*** Opening EXERCISE DATA ***

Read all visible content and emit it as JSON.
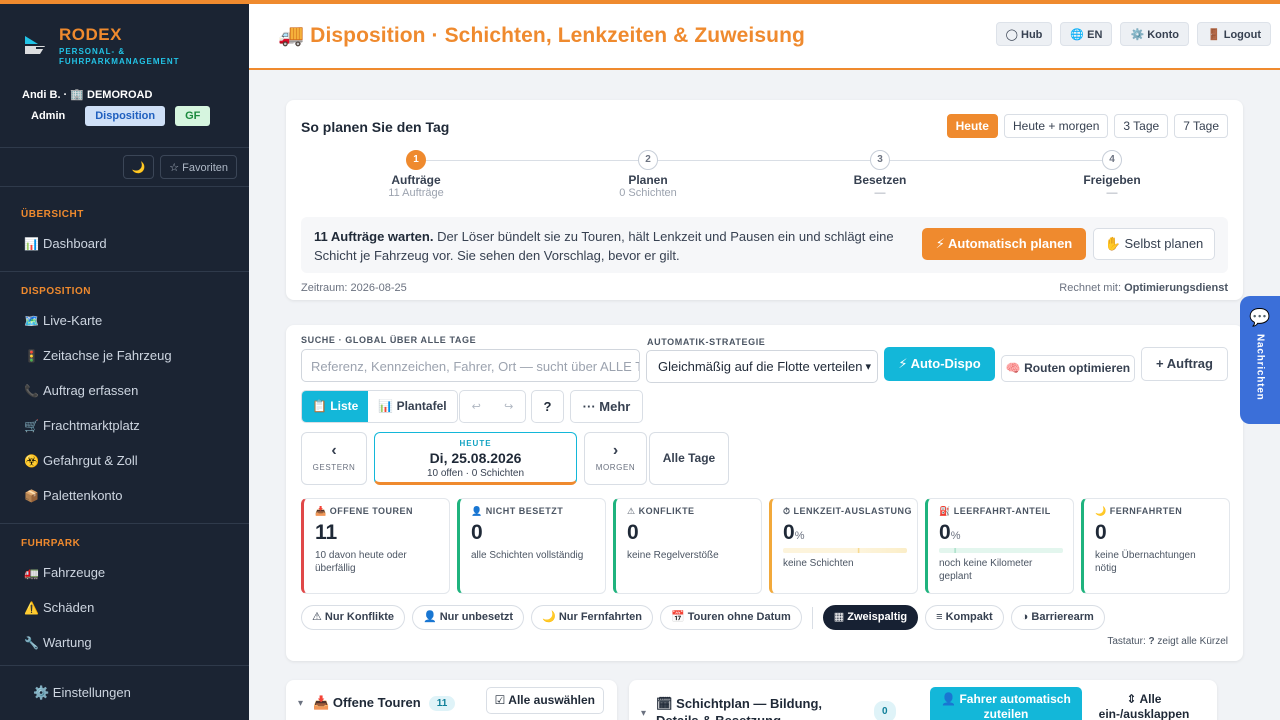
{
  "sidebar": {
    "brand_name": "RODEX",
    "brand_sub1": "PERSONAL- &",
    "brand_sub2": "FUHRPARKMANAGEMENT",
    "user": "Andi B. · 🏢 DEMOROAD",
    "roles": [
      "Admin",
      "Disposition",
      "GF"
    ],
    "theme_toggle": "🌙",
    "favorites": "☆ Favoriten",
    "sections": [
      {
        "title": "ÜBERSICHT",
        "items": [
          {
            "icon": "📊",
            "label": "Dashboard"
          }
        ]
      },
      {
        "title": "DISPOSITION",
        "items": [
          {
            "icon": "🗺️",
            "label": "Live-Karte"
          },
          {
            "icon": "🚦",
            "label": "Zeitachse je Fahrzeug"
          },
          {
            "icon": "📞",
            "label": "Auftrag erfassen"
          },
          {
            "icon": "🛒",
            "label": "Frachtmarktplatz"
          },
          {
            "icon": "☣️",
            "label": "Gefahrgut & Zoll"
          },
          {
            "icon": "📦",
            "label": "Palettenkonto"
          }
        ]
      },
      {
        "title": "FUHRPARK",
        "items": [
          {
            "icon": "🚛",
            "label": "Fahrzeuge"
          },
          {
            "icon": "⚠️",
            "label": "Schäden"
          },
          {
            "icon": "🔧",
            "label": "Wartung"
          }
        ]
      }
    ],
    "settings": "⚙️ Einstellungen"
  },
  "header": {
    "title": "🚚 Disposition · Schichten, Lenkzeiten & Zuweisung",
    "buttons": [
      "◯ Hub",
      "🌐 EN",
      "⚙️ Konto",
      "🚪 Logout"
    ]
  },
  "plan": {
    "title": "So planen Sie den Tag",
    "ranges": [
      "Heute",
      "Heute + morgen",
      "3 Tage",
      "7 Tage"
    ],
    "steps": [
      {
        "num": "1",
        "label": "Aufträge",
        "sub": "11 Aufträge"
      },
      {
        "num": "2",
        "label": "Planen",
        "sub": "0 Schichten"
      },
      {
        "num": "3",
        "label": "Besetzen",
        "sub": "—"
      },
      {
        "num": "4",
        "label": "Freigeben",
        "sub": "—"
      }
    ],
    "notice_bold": "11 Aufträge warten.",
    "notice_text": " Der Löser bündelt sie zu Touren, hält Lenkzeit und Pausen ein und schlägt eine Schicht je Fahrzeug vor. Sie sehen den Vorschlag, bevor er gilt.",
    "auto_button": "⚡ Automatisch planen",
    "self_button": "✋ Selbst planen",
    "zeitraum": "Zeitraum: 2026-08-25",
    "rechnet_label": "Rechnet mit: ",
    "rechnet_value": "Optimierungsdienst"
  },
  "controls": {
    "search_label": "SUCHE · GLOBAL ÜBER ALLE TAGE",
    "search_placeholder": "Referenz, Kennzeichen, Fahrer, Ort — sucht über ALLE Tage",
    "strategy_label": "AUTOMATIK-STRATEGIE",
    "strategy_value": "Gleichmäßig auf die Flotte verteilen",
    "auto_dispo": "⚡ Auto-Dispo",
    "routen": "🧠 Routen optimieren",
    "auftrag": "+ Auftrag",
    "view_list": "📋 Liste",
    "view_board": "📊 Plantafel",
    "undo": "↩",
    "redo": "↪",
    "help": "?",
    "mehr": "··· Mehr",
    "prev_arrow": "‹",
    "prev_label": "GESTERN",
    "today_label": "HEUTE",
    "today_date": "Di, 25.08.2026",
    "today_sub": "10 offen · 0 Schichten",
    "next_arrow": "›",
    "next_label": "MORGEN",
    "all_days": "Alle Tage"
  },
  "kpis": [
    {
      "title": "📥 OFFENE TOUREN",
      "value": "11",
      "unit": "",
      "desc": "10 davon heute oder überfällig",
      "color": "#e04848"
    },
    {
      "title": "👤 NICHT BESETZT",
      "value": "0",
      "unit": "",
      "desc": "alle Schichten vollständig",
      "color": "#1fb37e"
    },
    {
      "title": "⚠ KONFLIKTE",
      "value": "0",
      "unit": "",
      "desc": "keine Regelverstöße",
      "color": "#1fb37e"
    },
    {
      "title": "⏱ LENKZEIT-AUSLASTUNG",
      "value": "0",
      "unit": "%",
      "desc": "keine Schichten",
      "color": "#f2a93b"
    },
    {
      "title": "⛽ LEERFAHRT-ANTEIL",
      "value": "0",
      "unit": "%",
      "desc": "noch keine Kilometer geplant",
      "color": "#1fb37e"
    },
    {
      "title": "🌙 FERNFAHRTEN",
      "value": "0",
      "unit": "",
      "desc": "keine Übernachtungen nötig",
      "color": "#1fb37e"
    }
  ],
  "filters": [
    "⚠ Nur Konflikte",
    "👤 Nur unbesetzt",
    "🌙 Nur Fernfahrten",
    "📅 Touren ohne Datum",
    "▦ Zweispaltig",
    "≡ Kompakt",
    "◑ Barrierearm"
  ],
  "tastatur_pre": "Tastatur: ",
  "tastatur_key": "?",
  "tastatur_post": " zeigt alle Kürzel",
  "open_tours": {
    "title": "📥 Offene Touren",
    "count": "11",
    "select_all": "☑ Alle auswählen"
  },
  "shiftplan": {
    "title": "🗓 Schichtplan — Bildung, Details & Besetzung",
    "count": "0",
    "assign_btn": "👤 Fahrer automatisch zuteilen",
    "toggle_btn": "⇕ Alle ein-/ausklappen"
  },
  "messages": {
    "icon": "💬",
    "label": "Nachrichten"
  }
}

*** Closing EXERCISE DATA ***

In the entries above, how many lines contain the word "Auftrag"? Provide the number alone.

2